The Federal Trade Commission has split into two increasingly divided camps, with disputes raging over everything from regulatory issues to the staffing needs of the commissioners.

Earlier this year the two sides fought over the proposed closing of several of the agency's regional offices. Now the battle is joined over what agency spokesmen say is a routine staff realignment, but what others see as an attempt to strip two members appointed by President Carter of some of their powers.

In the latest dispute, FTC Commissioners Patricia P. Bailey and Michael Pertschuk are balking at Chairman James C. Miller III's decision to transfer the responsibility for reviewing adjudicatory motions and quashing subpoenas from their offices to the offices of Miller and George W. Douglas, a recent addition to the commission.

Along with the powers, Miller shifted one staff position each from Bailey's and Pertschuk's offices to his and Douglas' offices. And there's the rub.

"No commissioner should be able to interfere with the staff of another commissioner," Bailey said. "That's an important principle." Bailey said the staff reduction--which leaves her and Pertschuk with three staffers apiece--will affect her ability to do her job effectively.

"The size of the staff that I have now is absolutely essential to me," she said. The other three commissioners declined to comment.

An FTC spokesman said, however, that each commissioner traditionally has three staffers. She added that the assignment of powers is the chairman's prerogative, and that the shifts made last week were routine.

But sources sympathetic to the dissenting commissioners disagreed. Traditionally, they said, the two junior commissioners are responsible for adjudicatory motions and subpoena-quashing, and get the additional staff to do those jobs.

Under that tradition, Douglas would get the power to control FTC investigations by moving to quash subpoenas, but Bailey would be allowed to oversee procedural and substantive motions in FTC cases and recommend their disposition to the full commission. The sources said it is highly unusual for one of those jobs to be given to the chairman's office.

The sources also noted that the shift will mean that two of the commission's most important legal functions are being transferred from lawyers, Bailey and Pertschuk, to two commissioners with no legal background.
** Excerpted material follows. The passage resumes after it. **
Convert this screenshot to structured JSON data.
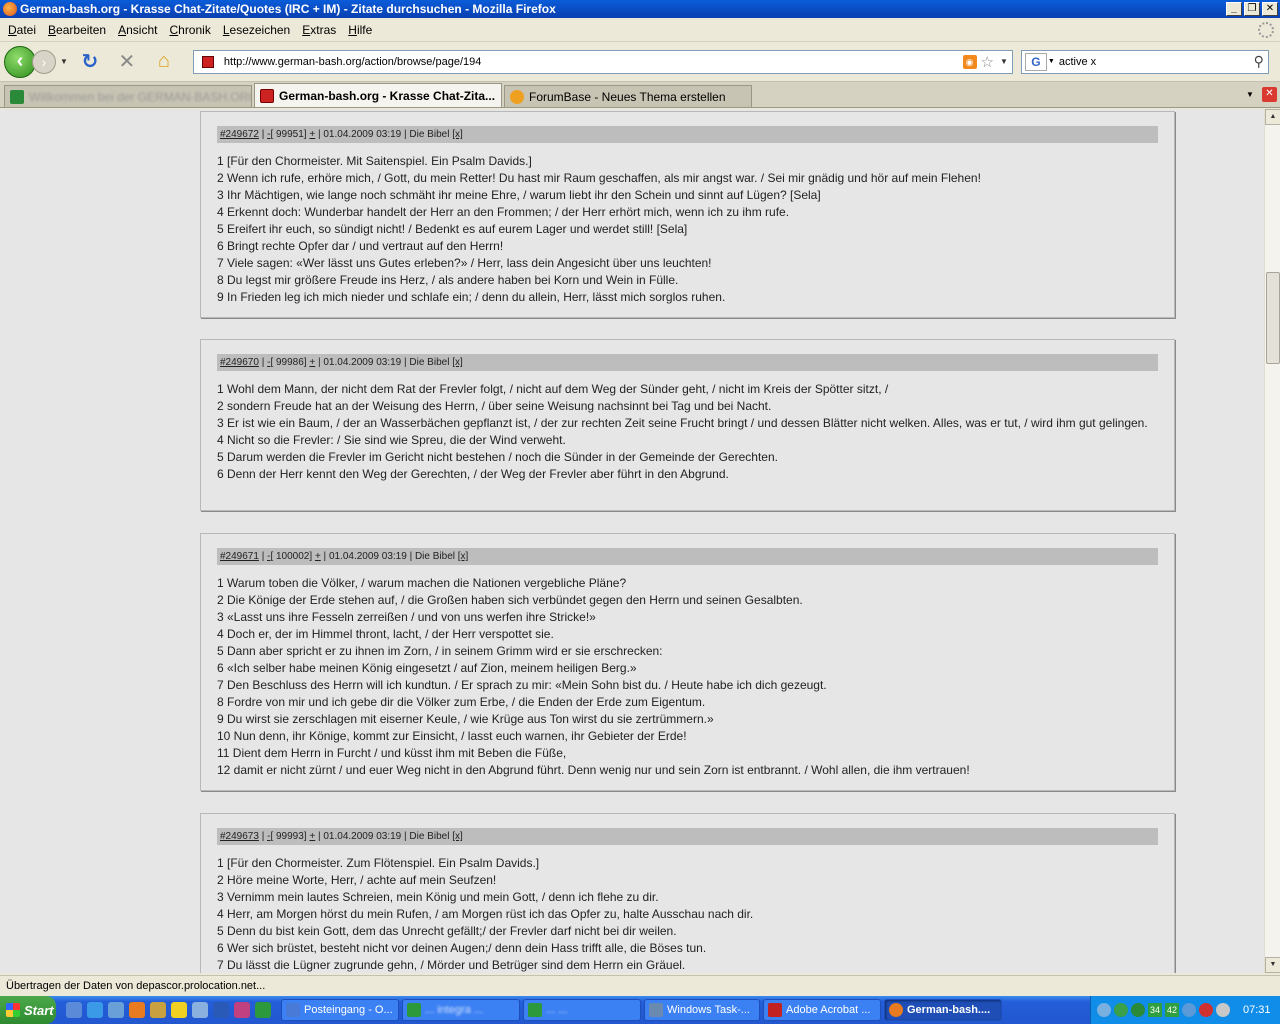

Miller and Douglas are economists.

Some agency observers see the move as an attempt by Miller and Douglas, who represent the conservative side of the commission, to reduce the power of Pertschuk and Bailey, who tend to dissent from the chairman's positions.

"It's the concentration of the power and the staff in the chairman's office and the office of his trusted commissioner, at the expense of the dissenters," one source said.

"It's really the antithesis of the way a collegial body should operate," another source said. "It was an extraordinary and unprecedented action . . . . To our knowledge, no chairman has ever unilaterally stripped one commissioner of these powers and given them to another."

The source suggested that "the purpose of it seemed to be to take some retribution" against Bailey and Pertschuk. Miller, this source theorized, is upset not only at dissent in general, but at the outcome of a recent battle in which the commission's factions battled to a compromise over the reduction of the FTC's field staff.

In the compromise, Miller, who had wanted to abolish four of the commission's 10 regional offices and many of the offices' 222 positions, had to settle for keeping all 10 open, but with a reduction of 53 positions. Hardest-hit was the New York office, cut from 39 staffers to 18, and the Chicago office, cut from 34 to 18. Termination notices went out this week.

An FTC spokesman said the agency will try to transfer many of the employes to other regional offices or to Washington.

Sources say the outcome of the regional-office squabble, which followed long negotiations with congressional committees overseeing the FTC's funding, was a political defeat for Miller.

"The Congress has now clearly and unequivocably told him he has to keep open all 10 offices," one source said.

Although the dissenting commissioners are not pleased with the cuts in the regional offices, saying they will gut the commission's investigative and enforcement powers, they also say they're satisfied with the compromise.

As for their own staffing problem, Bailey and Pertschuk are talking about taking some action, perhaps by getting friends on Capitol Hill to intervene.